= Assignment =
Give the data again exactly as written, without any of its pictures.

= Extracted information =
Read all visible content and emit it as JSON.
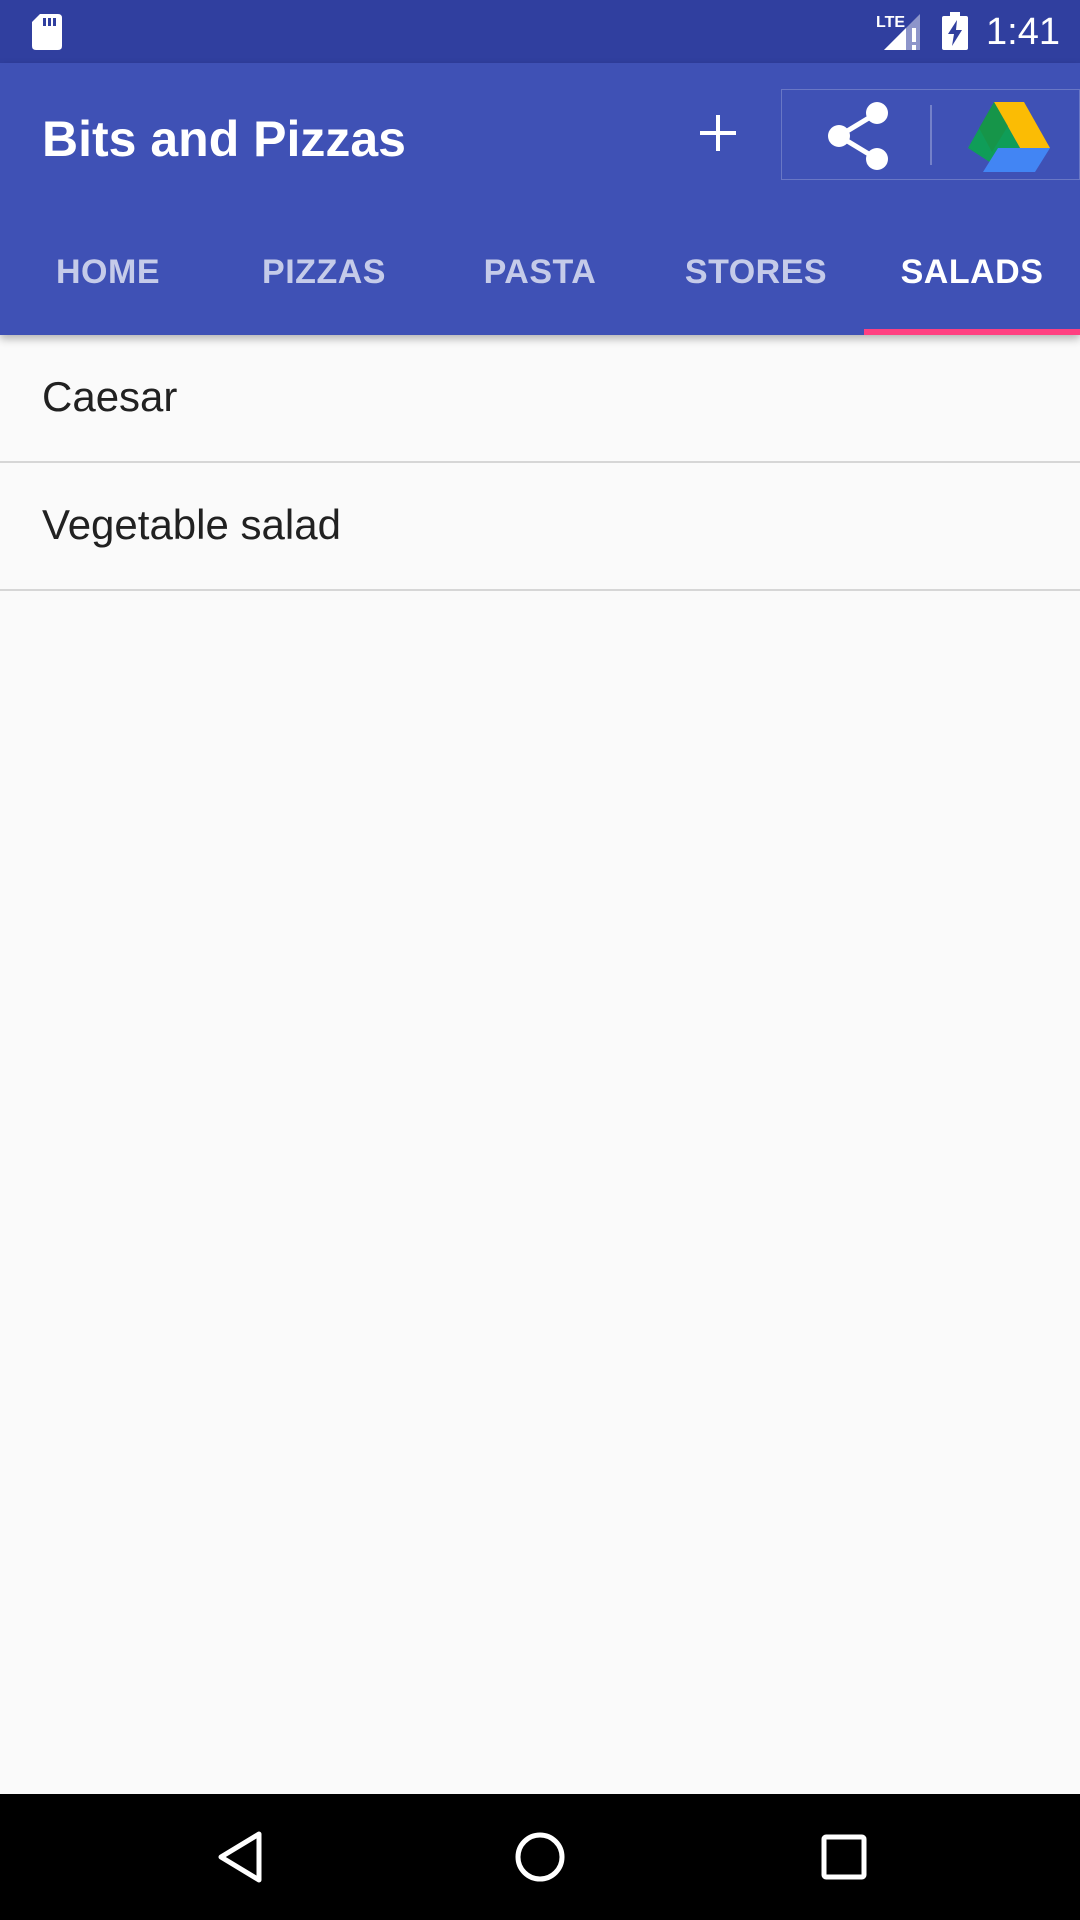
{
  "status_bar": {
    "time": "1:41",
    "network_label": "LTE",
    "icons": [
      "sd-card-icon",
      "signal-icon",
      "battery-charging-icon"
    ]
  },
  "toolbar": {
    "title": "Bits and Pizzas",
    "actions": [
      {
        "name": "add",
        "icon": "plus-icon"
      },
      {
        "name": "share",
        "icon": "share-icon"
      },
      {
        "name": "drive",
        "icon": "google-drive-icon"
      }
    ]
  },
  "tabs": {
    "items": [
      {
        "label": "HOME"
      },
      {
        "label": "PIZZAS"
      },
      {
        "label": "PASTA"
      },
      {
        "label": "STORES"
      },
      {
        "label": "SALADS"
      }
    ],
    "active_index": 4
  },
  "list": {
    "items": [
      {
        "label": "Caesar"
      },
      {
        "label": "Vegetable salad"
      }
    ]
  },
  "nav_bar": {
    "buttons": [
      "back-icon",
      "home-icon",
      "recents-icon"
    ]
  },
  "colors": {
    "status_bar": "#303f9f",
    "primary": "#3f51b5",
    "accent": "#ff4081",
    "background": "#fafafa",
    "text_primary": "#212121",
    "tab_inactive": "rgba(255,255,255,0.7)"
  }
}
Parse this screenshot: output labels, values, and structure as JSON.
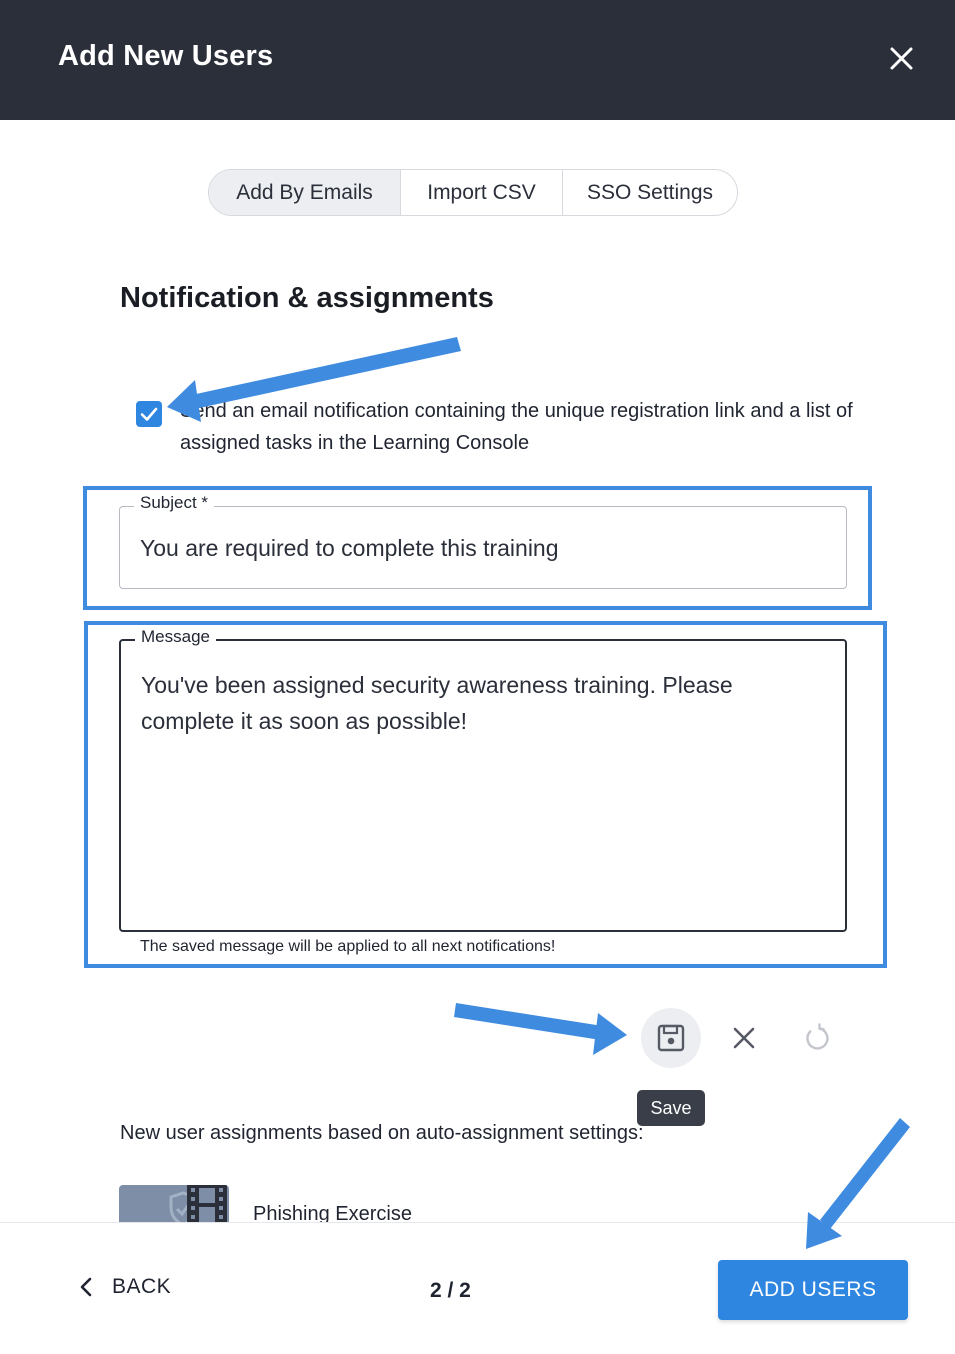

= Exercise result =
Read all visible content and emit it as JSON.
{
  "status_bar": {
    "time": "1:41",
    "network_label": "LTE",
    "icons": [
      "sd-card-icon",
      "signal-icon",
      "battery-charging-icon"
    ]
  },
  "toolbar": {
    "title": "Bits and Pizzas",
    "actions": [
      {
        "name": "add",
        "icon": "plus-icon"
      },
      {
        "name": "share",
        "icon": "share-icon"
      },
      {
        "name": "drive",
        "icon": "google-drive-icon"
      }
    ]
  },
  "tabs": {
    "items": [
      {
        "label": "HOME"
      },
      {
        "label": "PIZZAS"
      },
      {
        "label": "PASTA"
      },
      {
        "label": "STORES"
      },
      {
        "label": "SALADS"
      }
    ],
    "active_index": 4
  },
  "list": {
    "items": [
      {
        "label": "Caesar"
      },
      {
        "label": "Vegetable salad"
      }
    ]
  },
  "nav_bar": {
    "buttons": [
      "back-icon",
      "home-icon",
      "recents-icon"
    ]
  },
  "colors": {
    "status_bar": "#303f9f",
    "primary": "#3f51b5",
    "accent": "#ff4081",
    "background": "#fafafa",
    "text_primary": "#212121",
    "tab_inactive": "rgba(255,255,255,0.7)"
  }
}
Parse this screenshot: output labels, values, and structure as JSON.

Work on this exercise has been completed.